*** Opening SOURCE MATERIAL ***
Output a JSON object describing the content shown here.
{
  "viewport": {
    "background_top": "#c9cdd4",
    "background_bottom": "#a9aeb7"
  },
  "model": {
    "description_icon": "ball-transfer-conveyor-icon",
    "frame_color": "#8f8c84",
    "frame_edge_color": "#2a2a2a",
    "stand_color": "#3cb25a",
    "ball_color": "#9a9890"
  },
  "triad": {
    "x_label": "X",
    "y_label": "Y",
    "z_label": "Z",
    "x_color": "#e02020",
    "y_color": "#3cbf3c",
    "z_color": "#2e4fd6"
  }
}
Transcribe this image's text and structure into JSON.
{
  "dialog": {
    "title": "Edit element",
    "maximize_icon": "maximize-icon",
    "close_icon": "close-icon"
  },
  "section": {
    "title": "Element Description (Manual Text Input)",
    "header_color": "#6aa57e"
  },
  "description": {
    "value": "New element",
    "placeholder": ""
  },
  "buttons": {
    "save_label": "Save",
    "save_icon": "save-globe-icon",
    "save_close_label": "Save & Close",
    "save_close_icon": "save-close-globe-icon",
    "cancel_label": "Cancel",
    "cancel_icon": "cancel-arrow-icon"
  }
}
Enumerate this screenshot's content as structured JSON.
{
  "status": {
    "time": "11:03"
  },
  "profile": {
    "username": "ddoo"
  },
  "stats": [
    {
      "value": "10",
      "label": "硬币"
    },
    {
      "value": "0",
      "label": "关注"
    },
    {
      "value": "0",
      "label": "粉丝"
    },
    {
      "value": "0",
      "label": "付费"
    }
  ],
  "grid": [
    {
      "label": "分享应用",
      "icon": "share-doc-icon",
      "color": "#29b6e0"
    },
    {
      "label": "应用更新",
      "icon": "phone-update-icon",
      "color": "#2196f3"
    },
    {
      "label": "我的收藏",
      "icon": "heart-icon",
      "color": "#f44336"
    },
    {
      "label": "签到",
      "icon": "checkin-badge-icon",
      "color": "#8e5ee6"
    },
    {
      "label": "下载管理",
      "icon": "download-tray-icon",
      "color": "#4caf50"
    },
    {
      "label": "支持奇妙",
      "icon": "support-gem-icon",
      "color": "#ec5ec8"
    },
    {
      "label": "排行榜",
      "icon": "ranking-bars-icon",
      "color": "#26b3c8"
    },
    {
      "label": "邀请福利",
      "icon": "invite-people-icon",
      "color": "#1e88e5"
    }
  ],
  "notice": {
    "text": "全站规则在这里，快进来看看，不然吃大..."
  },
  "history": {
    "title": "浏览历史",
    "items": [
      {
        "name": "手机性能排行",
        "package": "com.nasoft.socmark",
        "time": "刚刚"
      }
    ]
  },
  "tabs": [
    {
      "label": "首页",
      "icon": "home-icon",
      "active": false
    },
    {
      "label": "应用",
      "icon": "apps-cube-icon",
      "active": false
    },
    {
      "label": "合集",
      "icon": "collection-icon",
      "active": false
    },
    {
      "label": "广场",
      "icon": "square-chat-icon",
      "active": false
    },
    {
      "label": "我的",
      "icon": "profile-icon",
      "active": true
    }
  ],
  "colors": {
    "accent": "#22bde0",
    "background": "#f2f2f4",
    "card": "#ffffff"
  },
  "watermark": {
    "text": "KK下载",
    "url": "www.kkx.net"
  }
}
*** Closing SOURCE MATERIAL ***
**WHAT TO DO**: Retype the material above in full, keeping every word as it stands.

**FINAL ANSWER**:
Output a JSON object describing the content shown here.
{
  "viewport": {
    "background_top": "#c9cdd4",
    "background_bottom": "#a9aeb7"
  },
  "model": {
    "description_icon": "ball-transfer-conveyor-icon",
    "frame_color": "#8f8c84",
    "frame_edge_color": "#2a2a2a",
    "stand_color": "#3cb25a",
    "ball_color": "#9a9890"
  },
  "triad": {
    "x_label": "X",
    "y_label": "Y",
    "z_label": "Z",
    "x_color": "#e02020",
    "y_color": "#3cbf3c",
    "z_color": "#2e4fd6"
  }
}
Transcribe this image's text and structure into JSON.
{
  "dialog": {
    "title": "Edit element",
    "maximize_icon": "maximize-icon",
    "close_icon": "close-icon"
  },
  "section": {
    "title": "Element Description (Manual Text Input)",
    "header_color": "#6aa57e"
  },
  "description": {
    "value": "New element",
    "placeholder": ""
  },
  "buttons": {
    "save_label": "Save",
    "save_icon": "save-globe-icon",
    "save_close_label": "Save & Close",
    "save_close_icon": "save-close-globe-icon",
    "cancel_label": "Cancel",
    "cancel_icon": "cancel-arrow-icon"
  }
}
Enumerate this screenshot's content as structured JSON.
{
  "status": {
    "time": "11:03"
  },
  "profile": {
    "username": "ddoo"
  },
  "stats": [
    {
      "value": "10",
      "label": "硬币"
    },
    {
      "value": "0",
      "label": "关注"
    },
    {
      "value": "0",
      "label": "粉丝"
    },
    {
      "value": "0",
      "label": "付费"
    }
  ],
  "grid": [
    {
      "label": "分享应用",
      "icon": "share-doc-icon",
      "color": "#29b6e0"
    },
    {
      "label": "应用更新",
      "icon": "phone-update-icon",
      "color": "#2196f3"
    },
    {
      "label": "我的收藏",
      "icon": "heart-icon",
      "color": "#f44336"
    },
    {
      "label": "签到",
      "icon": "checkin-badge-icon",
      "color": "#8e5ee6"
    },
    {
      "label": "下载管理",
      "icon": "download-tray-icon",
      "color": "#4caf50"
    },
    {
      "label": "支持奇妙",
      "icon": "support-gem-icon",
      "color": "#ec5ec8"
    },
    {
      "label": "排行榜",
      "icon": "ranking-bars-icon",
      "color": "#26b3c8"
    },
    {
      "label": "邀请福利",
      "icon": "invite-people-icon",
      "color": "#1e88e5"
    }
  ],
  "notice": {
    "text": "全站规则在这里，快进来看看，不然吃大..."
  },
  "history": {
    "title": "浏览历史",
    "items": [
      {
        "name": "手机性能排行",
        "package": "com.nasoft.socmark",
        "time": "刚刚"
      }
    ]
  },
  "tabs": [
    {
      "label": "首页",
      "icon": "home-icon",
      "active": false
    },
    {
      "label": "应用",
      "icon": "apps-cube-icon",
      "active": false
    },
    {
      "label": "合集",
      "icon": "collection-icon",
      "active": false
    },
    {
      "label": "广场",
      "icon": "square-chat-icon",
      "active": false
    },
    {
      "label": "我的",
      "icon": "profile-icon",
      "active": true
    }
  ],
  "colors": {
    "accent": "#22bde0",
    "background": "#f2f2f4",
    "card": "#ffffff"
  },
  "watermark": {
    "text": "KK下载",
    "url": "www.kkx.net"
  }
}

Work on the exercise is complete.